Many magazines, like small publishers, rely on volunteers to survive at all. I’m as at fault as the next person, I can’t afford the subcription (or the time) to read more than a couple of magazines, and yet we rely on them to spread the word about our books, and as discoverors and nursery grounds for writers who aren’t ready to offer a collection.

So maybe now is the time for an extra resolution for this year – to read a literary magazine, and support the work done by its editors, writers and reviewers.

In the meantime, a big thank you to prodigeous reviewer Emma Lee, for her review of Tymes goe by Turnes on Blue Nib.

‘Tymes Goe By Turnes’ is a timely anthology. Some pieces could be interpreted as being about the current pandemic, but all have a sense of timelessness. A sense that they could be picked up in several centuries in the future and, although the language would look archaic, they would still be understood.

Recent Reviews of Mamiaith and No Spider Harmed

Eat the Storms review of Ness Owen’s Mamiaith

A long, thoughtful and very enthusisatic review from Damien B Donnelly

The collection cleverly deceives the reader with its light appearance; delicate forms of short poems with few words but that too is its strength, like a language not used enough so that words are forgotten and we must cut to the truth without the fluff and frills.
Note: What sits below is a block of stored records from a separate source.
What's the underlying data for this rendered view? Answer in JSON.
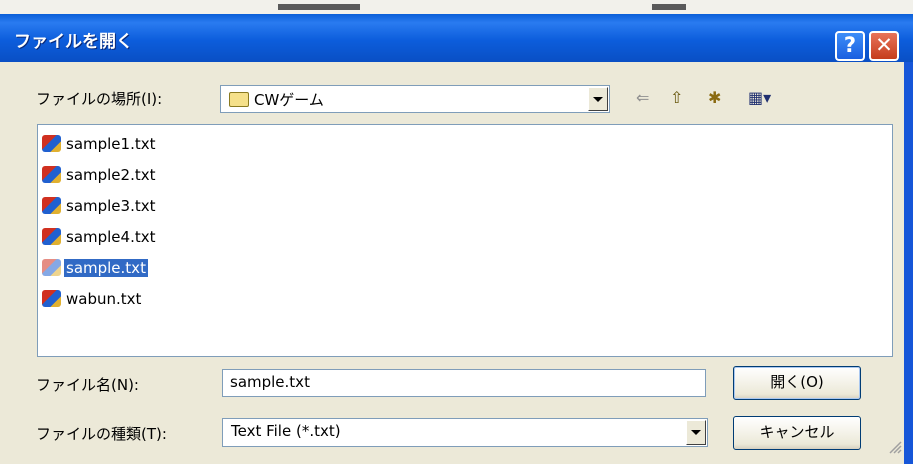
{
  "window": {
    "title": "ファイルを開く",
    "help_glyph": "?",
    "close_glyph": "✕"
  },
  "look_in": {
    "label": "ファイルの場所(I):",
    "value": "CWゲーム"
  },
  "toolbar": {
    "back_glyph": "⇐",
    "up_glyph": "⇧",
    "new_folder_glyph": "✱",
    "view_glyph": "▦▾"
  },
  "files": [
    {
      "name": "sample1.txt",
      "selected": false
    },
    {
      "name": "sample2.txt",
      "selected": false
    },
    {
      "name": "sample3.txt",
      "selected": false
    },
    {
      "name": "sample4.txt",
      "selected": false
    },
    {
      "name": "sample.txt",
      "selected": true
    },
    {
      "name": "wabun.txt",
      "selected": false
    }
  ],
  "filename": {
    "label": "ファイル名(N):",
    "value": "sample.txt"
  },
  "filetype": {
    "label": "ファイルの種類(T):",
    "value": "Text File (*.txt)"
  },
  "buttons": {
    "open": "開く(O)",
    "cancel": "キャンセル"
  },
  "colors": {
    "titlebar": "#0a5fd8",
    "selection": "#316ac5",
    "dialog_bg": "#ece9d8"
  }
}
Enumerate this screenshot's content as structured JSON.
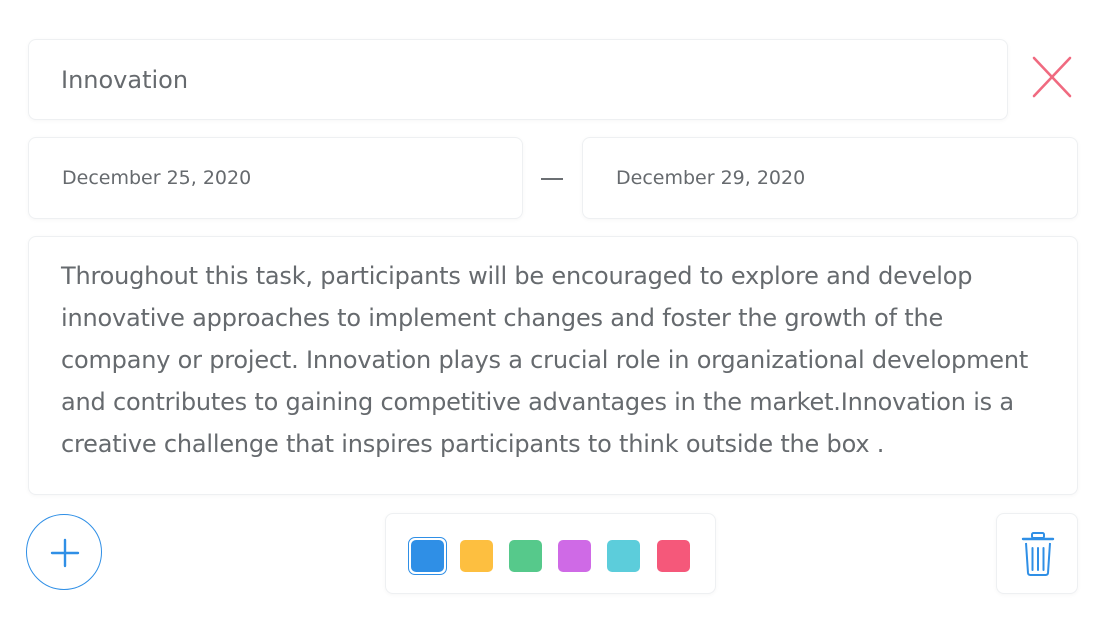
{
  "task": {
    "title": "Innovation",
    "start_date": "December 25, 2020",
    "end_date": "December 29, 2020",
    "description": "Throughout this task, participants will be encouraged to explore and develop innovative approaches to implement changes and foster the growth of the company or project. Innovation plays a crucial role in organizational development and contributes to gaining competitive advantages in the market.Innovation is a creative challenge that inspires participants to think outside the box ."
  },
  "icons": {
    "close": "close-icon",
    "add": "plus-icon",
    "delete": "trash-icon"
  },
  "colors": {
    "accent": "#2f8fe6",
    "close": "#f06a80",
    "swatches": [
      "#2f8fe6",
      "#fdbf40",
      "#56c98b",
      "#cf6ae6",
      "#5ccddb",
      "#f5587a"
    ],
    "selected_index": 0
  }
}
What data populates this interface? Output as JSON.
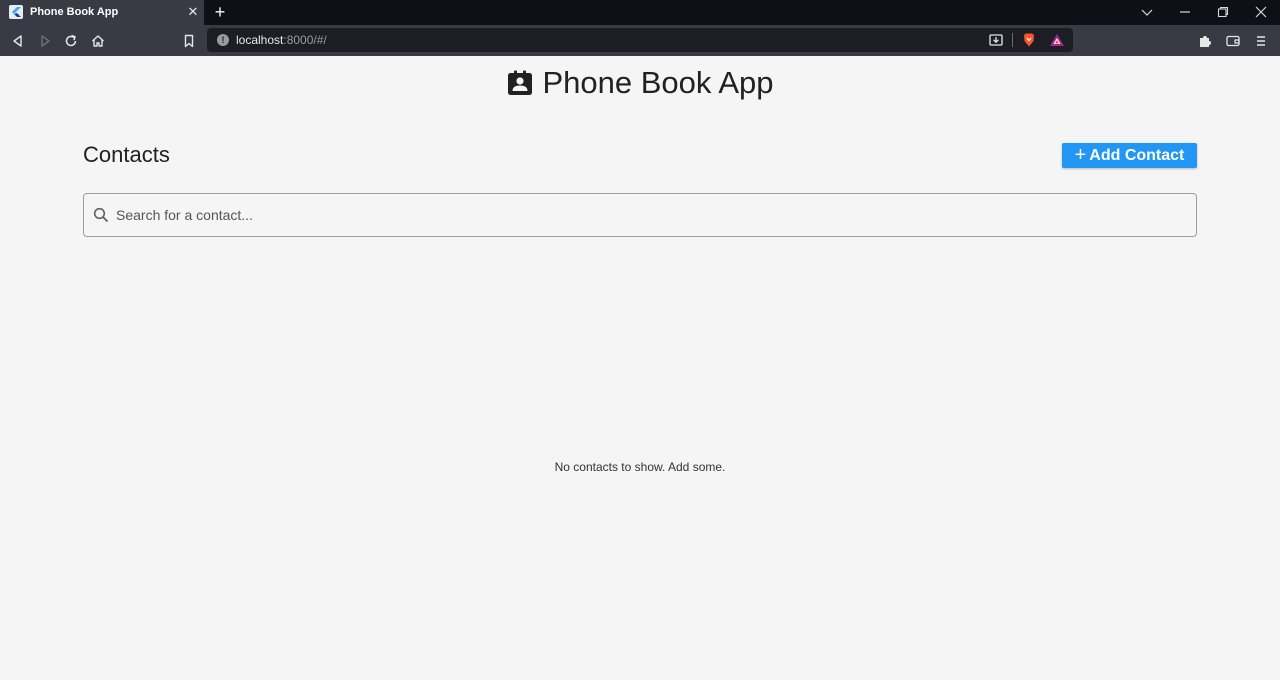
{
  "browser": {
    "tab_title": "Phone Book App",
    "url_host": "localhost",
    "url_rest": ":8000/#/"
  },
  "app": {
    "title": "Phone Book App",
    "contacts_heading": "Contacts",
    "add_button_plus": "+",
    "add_button_label": "Add Contact",
    "search_placeholder": "Search for a contact...",
    "empty_message": "No contacts to show. Add some."
  },
  "colors": {
    "accent": "#2196f3",
    "page_background": "#f5f5f5",
    "browser_chrome": "#3a3a45"
  }
}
Following on from Dawn Dumont’s quote at the beginning of the poem One Name, Cymru- to be born indigenous is to be born an activist- we realise that the fight is happening here, within the considered calls rising up from these carefully chosen lines, each word perfectly formed into a sense of identity often bashed, often silenced but ever resilient.

buy Mamiaith here

Review of No Spider Harmed on Blue Nib

an appreciative review from Chloe Jacques

Pieces in the collection rarely seek to impose an anthropomorphized interior experience onto their spiders, and the anthology is filled with musings and suggestions that speak both to things shared between humans and spiders, and to the ultimate mystery of a spider’s inner-world.

The myriad voices in the collection – and the many ways they have interpreted the call for submissions – make for a stimulating read, at once serious and moving, as well as light-hearted and frivolous.

This collection is a refreshing, detailed and compassionate take on an under-loved and fascinating creature.

buy No Spider Harmed here

Review 2: No Spider Harmed

a second review for No Spider Harmed this one is from Helen Whistberry on her book review site

A definite must for any spider-lovers but also a very rewarding read for fans of good writing.

…Moonlight is Web-Coloured by Emma Lee, a short piece but every word sings. I stopped and reread this one several times, so taken with the rhythm and melody.

read the whole review here

Review: No Spider Harmed

Our first review for No Spider Harmed

from P D Dawson

Beautifully lyrical and powerfully descriptive

endlessly inventive

No Spider Harmed, is a wonderfully diverse anthology, with many different styles coming together to create a tremendously entertaining read, and yes I’ll admit, a new appreciation for our furry neighbours too.

read the whole review here

buy a copy direct from us here!

 

Another review from Norwich Radical, this time for Time and Tide

Carmina Masoliver has been busy reviewing our books on Norwich Radical, and she has some excellent things to say.

such as…

At times it’s amazing how so much can be said in such little space…

wonderful descriptions…

an incredibly well-structured rhyme that lulls us like the lapping waves of the sea…

with thumbs up for Roppotucha Greenberg, Diana Powell, Cindy George, Barbara Renel, Holly Magee, Paul Foy, Claire Booker, Kate Foley, Sarah Tait, Susan Cartwright-Smith and Julie Laing.

 

Read The full review here

buy a copy here

Norwich Radical, Review of The Significance of a Dress

A new review of Emma Lee‘s The Significance of a Dress from Carmina Masoliver on Norwich Radical

Lee’s strength is in the moments of clear imagery and engagement of the senses

read more here:

THE SIGNIFICANCE OF A DRESS BY EMMA LEE – REVIEW